December 4, 2008

Why the "potential merger" between British Airways and Qantas? Qantas is profitable, British Airways has financial trouble. Asia is the growth region not Europe. So why a deal of equals rather than a Qantas takeover? How would that merger of equals add value to Qantas? Is it a step towards building a global airline with a former cornerstone shareholder? Or is it simply the economic pressures of rationalisation in a global economy in recession?

The reason for the merger talk would appear to be the economic pressures in a global world to cut costs, rationalise routes, share resources and muscle up in purchasing from the manufacturing duopoly of Boeing and Airbus. Michael West in the Sydney Morning Herald says:

The merger is a good idea in principal. Airlines have extremely high fixed costs - they are capital intensive, labour intensive and fuel intensive - and around the world aviation companies have been battered by high oil prices and are just now getting hit by an acute downturn in the global economy.And while BA has a large pension deficit to fund, Qantas has a fleet to upgrade. This fleet ain't no spring chicken, being as old as any in the developed world...the average age of a jet in the Qantas mainline fleet is 11 years.

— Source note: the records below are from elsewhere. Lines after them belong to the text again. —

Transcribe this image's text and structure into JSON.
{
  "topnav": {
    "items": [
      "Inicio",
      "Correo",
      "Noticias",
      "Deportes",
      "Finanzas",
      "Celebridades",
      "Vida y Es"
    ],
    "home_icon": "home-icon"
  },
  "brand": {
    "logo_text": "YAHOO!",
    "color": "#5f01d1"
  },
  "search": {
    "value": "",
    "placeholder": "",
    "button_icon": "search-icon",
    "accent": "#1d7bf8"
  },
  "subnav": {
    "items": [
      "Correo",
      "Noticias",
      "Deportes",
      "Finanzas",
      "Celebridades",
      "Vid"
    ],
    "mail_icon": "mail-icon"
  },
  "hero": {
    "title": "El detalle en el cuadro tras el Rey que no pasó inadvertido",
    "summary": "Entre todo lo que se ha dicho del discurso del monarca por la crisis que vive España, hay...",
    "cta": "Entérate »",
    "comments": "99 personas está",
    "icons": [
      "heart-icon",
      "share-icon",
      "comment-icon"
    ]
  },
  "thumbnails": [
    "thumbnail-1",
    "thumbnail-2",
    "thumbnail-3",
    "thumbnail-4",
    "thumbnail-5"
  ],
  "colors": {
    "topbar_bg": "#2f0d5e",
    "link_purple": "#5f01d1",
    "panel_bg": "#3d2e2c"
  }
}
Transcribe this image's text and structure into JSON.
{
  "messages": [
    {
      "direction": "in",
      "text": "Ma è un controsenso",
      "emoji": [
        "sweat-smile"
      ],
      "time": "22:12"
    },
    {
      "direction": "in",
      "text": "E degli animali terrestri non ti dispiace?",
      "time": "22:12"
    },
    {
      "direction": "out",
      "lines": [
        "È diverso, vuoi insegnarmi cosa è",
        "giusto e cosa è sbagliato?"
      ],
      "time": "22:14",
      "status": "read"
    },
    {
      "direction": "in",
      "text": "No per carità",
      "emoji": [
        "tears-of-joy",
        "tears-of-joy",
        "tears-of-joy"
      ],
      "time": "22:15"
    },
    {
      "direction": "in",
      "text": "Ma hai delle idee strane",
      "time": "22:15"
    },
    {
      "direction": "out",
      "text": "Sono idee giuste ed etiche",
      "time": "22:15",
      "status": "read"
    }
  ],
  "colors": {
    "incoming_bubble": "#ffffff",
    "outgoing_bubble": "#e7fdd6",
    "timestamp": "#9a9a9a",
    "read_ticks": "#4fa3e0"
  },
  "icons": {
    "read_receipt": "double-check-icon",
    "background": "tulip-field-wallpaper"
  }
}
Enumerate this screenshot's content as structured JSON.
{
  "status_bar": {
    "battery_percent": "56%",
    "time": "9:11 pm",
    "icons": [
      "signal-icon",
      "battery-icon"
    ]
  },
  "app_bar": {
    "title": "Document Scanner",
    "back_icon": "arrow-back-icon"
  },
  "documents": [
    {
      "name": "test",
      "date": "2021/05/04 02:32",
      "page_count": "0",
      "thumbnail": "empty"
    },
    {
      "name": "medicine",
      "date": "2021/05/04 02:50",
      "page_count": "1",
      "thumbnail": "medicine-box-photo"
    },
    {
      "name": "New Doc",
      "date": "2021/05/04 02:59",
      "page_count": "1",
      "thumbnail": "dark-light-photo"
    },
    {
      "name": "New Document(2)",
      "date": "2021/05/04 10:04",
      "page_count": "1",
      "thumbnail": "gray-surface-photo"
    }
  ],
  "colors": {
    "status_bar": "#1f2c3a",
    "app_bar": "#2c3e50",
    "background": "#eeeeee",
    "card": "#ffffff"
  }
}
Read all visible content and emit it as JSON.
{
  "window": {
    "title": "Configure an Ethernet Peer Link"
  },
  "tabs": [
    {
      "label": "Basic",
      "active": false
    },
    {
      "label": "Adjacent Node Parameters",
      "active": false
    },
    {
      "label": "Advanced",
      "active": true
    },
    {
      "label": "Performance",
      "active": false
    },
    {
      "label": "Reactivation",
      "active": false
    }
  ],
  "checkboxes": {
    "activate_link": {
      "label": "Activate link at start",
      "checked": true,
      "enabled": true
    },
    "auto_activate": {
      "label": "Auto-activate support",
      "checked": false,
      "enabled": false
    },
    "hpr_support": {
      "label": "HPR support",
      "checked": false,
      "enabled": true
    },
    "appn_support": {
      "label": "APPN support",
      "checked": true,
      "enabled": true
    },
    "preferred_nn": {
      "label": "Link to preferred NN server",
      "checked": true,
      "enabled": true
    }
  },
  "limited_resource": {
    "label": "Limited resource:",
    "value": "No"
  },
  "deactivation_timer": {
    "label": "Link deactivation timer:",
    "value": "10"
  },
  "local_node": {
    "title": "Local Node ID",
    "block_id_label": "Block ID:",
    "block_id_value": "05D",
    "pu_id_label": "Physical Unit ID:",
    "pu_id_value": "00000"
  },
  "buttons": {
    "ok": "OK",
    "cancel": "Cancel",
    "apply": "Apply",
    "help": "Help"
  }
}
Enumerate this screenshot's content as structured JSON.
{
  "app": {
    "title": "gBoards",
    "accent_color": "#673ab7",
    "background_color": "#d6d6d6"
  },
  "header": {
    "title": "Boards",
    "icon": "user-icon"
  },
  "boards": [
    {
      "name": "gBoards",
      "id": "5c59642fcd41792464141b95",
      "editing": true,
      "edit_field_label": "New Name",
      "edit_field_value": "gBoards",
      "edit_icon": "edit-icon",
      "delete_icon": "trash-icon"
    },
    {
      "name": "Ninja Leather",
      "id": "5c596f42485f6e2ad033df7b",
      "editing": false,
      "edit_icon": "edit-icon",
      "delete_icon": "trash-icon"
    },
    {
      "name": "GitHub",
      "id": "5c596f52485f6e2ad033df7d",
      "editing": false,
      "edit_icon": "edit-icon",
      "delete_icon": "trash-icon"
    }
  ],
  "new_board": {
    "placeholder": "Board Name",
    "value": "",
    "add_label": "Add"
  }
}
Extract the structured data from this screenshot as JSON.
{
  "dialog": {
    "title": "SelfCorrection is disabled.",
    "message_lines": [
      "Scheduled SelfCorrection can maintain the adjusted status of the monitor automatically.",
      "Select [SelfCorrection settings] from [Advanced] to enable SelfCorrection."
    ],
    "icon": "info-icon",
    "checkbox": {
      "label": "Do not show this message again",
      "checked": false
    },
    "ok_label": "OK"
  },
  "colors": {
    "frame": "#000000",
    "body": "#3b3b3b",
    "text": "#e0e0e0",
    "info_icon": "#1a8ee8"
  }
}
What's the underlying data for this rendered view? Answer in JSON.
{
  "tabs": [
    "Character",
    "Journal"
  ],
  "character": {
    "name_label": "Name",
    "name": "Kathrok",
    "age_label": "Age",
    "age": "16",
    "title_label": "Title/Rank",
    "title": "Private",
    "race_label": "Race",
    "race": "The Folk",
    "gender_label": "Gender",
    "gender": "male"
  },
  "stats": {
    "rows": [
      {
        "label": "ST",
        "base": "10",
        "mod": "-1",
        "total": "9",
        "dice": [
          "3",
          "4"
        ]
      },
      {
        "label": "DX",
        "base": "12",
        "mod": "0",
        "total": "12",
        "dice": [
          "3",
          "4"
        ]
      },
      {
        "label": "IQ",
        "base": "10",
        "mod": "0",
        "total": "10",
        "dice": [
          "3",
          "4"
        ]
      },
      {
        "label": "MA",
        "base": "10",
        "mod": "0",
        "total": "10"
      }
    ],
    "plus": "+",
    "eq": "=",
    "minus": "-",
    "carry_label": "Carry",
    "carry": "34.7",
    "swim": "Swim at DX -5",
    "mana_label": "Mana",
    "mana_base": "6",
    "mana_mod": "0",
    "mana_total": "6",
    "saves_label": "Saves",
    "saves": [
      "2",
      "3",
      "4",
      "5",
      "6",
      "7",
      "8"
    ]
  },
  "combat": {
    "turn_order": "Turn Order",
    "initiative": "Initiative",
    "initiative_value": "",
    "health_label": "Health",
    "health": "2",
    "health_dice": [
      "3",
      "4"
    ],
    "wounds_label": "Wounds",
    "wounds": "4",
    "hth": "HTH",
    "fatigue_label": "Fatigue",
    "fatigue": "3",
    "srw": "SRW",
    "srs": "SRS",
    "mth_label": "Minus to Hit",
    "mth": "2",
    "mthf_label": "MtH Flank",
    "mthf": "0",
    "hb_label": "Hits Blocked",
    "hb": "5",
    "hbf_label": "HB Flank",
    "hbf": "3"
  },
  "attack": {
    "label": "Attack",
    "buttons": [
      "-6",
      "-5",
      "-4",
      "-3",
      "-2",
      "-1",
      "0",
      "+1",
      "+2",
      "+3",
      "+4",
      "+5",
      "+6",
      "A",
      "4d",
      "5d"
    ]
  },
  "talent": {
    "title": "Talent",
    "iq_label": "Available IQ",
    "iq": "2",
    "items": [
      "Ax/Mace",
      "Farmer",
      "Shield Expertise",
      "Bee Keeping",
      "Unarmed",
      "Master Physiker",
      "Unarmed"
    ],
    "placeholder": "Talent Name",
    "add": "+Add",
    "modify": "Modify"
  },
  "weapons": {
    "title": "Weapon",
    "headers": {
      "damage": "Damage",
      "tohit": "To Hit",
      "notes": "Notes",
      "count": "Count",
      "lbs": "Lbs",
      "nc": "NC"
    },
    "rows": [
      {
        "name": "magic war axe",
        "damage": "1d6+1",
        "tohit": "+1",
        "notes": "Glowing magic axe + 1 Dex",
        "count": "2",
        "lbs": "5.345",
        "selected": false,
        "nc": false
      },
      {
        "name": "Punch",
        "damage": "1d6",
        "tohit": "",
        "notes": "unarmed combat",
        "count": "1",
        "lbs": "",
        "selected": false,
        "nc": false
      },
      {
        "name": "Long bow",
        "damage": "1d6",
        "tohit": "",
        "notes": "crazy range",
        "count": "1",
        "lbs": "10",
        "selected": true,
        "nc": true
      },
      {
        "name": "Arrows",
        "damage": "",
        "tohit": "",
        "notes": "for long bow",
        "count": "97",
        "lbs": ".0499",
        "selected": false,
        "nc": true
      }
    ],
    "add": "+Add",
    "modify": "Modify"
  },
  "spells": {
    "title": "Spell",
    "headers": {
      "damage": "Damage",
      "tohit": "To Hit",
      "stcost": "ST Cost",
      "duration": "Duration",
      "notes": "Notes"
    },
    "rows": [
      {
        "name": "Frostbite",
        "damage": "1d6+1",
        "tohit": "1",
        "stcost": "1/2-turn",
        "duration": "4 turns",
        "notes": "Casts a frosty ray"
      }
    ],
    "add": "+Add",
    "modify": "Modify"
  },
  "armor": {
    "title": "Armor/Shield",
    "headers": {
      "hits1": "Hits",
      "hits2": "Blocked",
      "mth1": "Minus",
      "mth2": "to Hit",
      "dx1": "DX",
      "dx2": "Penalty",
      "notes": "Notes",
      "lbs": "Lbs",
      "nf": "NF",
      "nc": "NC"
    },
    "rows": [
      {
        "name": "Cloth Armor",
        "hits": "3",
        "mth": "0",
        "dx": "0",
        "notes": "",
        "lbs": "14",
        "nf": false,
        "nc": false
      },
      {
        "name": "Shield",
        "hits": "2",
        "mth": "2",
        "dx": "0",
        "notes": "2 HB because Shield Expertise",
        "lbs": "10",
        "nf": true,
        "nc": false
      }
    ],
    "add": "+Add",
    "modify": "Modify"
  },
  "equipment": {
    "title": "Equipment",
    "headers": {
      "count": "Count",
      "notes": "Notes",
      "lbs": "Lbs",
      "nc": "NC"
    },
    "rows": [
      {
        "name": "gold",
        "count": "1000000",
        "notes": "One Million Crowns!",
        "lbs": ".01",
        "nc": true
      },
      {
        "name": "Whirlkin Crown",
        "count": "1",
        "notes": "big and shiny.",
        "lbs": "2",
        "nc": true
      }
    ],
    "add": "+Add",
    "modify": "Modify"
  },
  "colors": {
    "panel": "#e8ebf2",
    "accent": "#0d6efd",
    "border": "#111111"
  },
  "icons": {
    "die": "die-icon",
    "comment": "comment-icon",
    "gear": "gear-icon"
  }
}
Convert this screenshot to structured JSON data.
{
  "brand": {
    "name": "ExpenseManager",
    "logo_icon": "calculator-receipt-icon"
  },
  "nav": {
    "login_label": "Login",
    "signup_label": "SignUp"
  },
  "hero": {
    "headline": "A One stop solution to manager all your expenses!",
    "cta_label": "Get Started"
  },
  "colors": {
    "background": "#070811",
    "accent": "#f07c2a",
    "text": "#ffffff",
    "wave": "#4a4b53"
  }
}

West argues that the world must embrace the notion that the era of individual national carriers must soon come to a close. That's the dynamic of globalization.

Yesterday's Government Green Paper on aviation raised the prospect of lifting the foreign ownership cap from its present 25% to 49% so things are moving in favour of the deal. Maybe there are other mergers in the wind---one of its Asian rivals, or a United States carrier? Consolidation looks to be inevitable. Presumably the Macquarie-led private equity consortium that tried to take over Qantas is looking for some action.

| Posted by Gary Sauer-Thompson at 6:24 AM | | Comments (4)
Comments

Comments

If the Qantas deal with Allco and its Airlines Australia private equity consortium -the one proposed by the regime of Geoff Dixon and Margaret Jackson at Qantas--had gone ahead, then a debt-ladened Qantas would be really struggling to repay the interest on its debt out of its cash flow.

From what I can see, Qantas takes on Ba's debt load in return for access to Ba's routes. If things get quiet they can always sack a few thousand, saying the decison came from offshore ( yes, I know the govt, says head office ought to stay here, but there would be an "angle").
As Gary says, evangelises almost, wonderful new synergies in this globalised post nation state world that bypass locales and communities.
An extreme example could be Zimbabwe?
ps, wasn't so much of the movie "Wall St" about asset-strippers getting at an airline at the expense of the company and its workers?

Let Qantas fly free is the cry from those in the financial market. A corporate deal is a corporate deal. To hell with opportunistic nationalism and patriotism. The Government should step out the way and let the market decide on the merits of cross-border mergers. It's a harsh world out there, and Qantas cannot afford to hamstrung by outdated notions of nationalism.

So speakth the Australian Financial Review.


Paul,
It may not happen. British Airways has also been in merger talks with Iberia in Spain. for five months,They had had no knowledge of the BA talks with Qantas, which BA has been running in parallel and in secret.

BA looks to be the vulnerable link as it tries to tie up markets.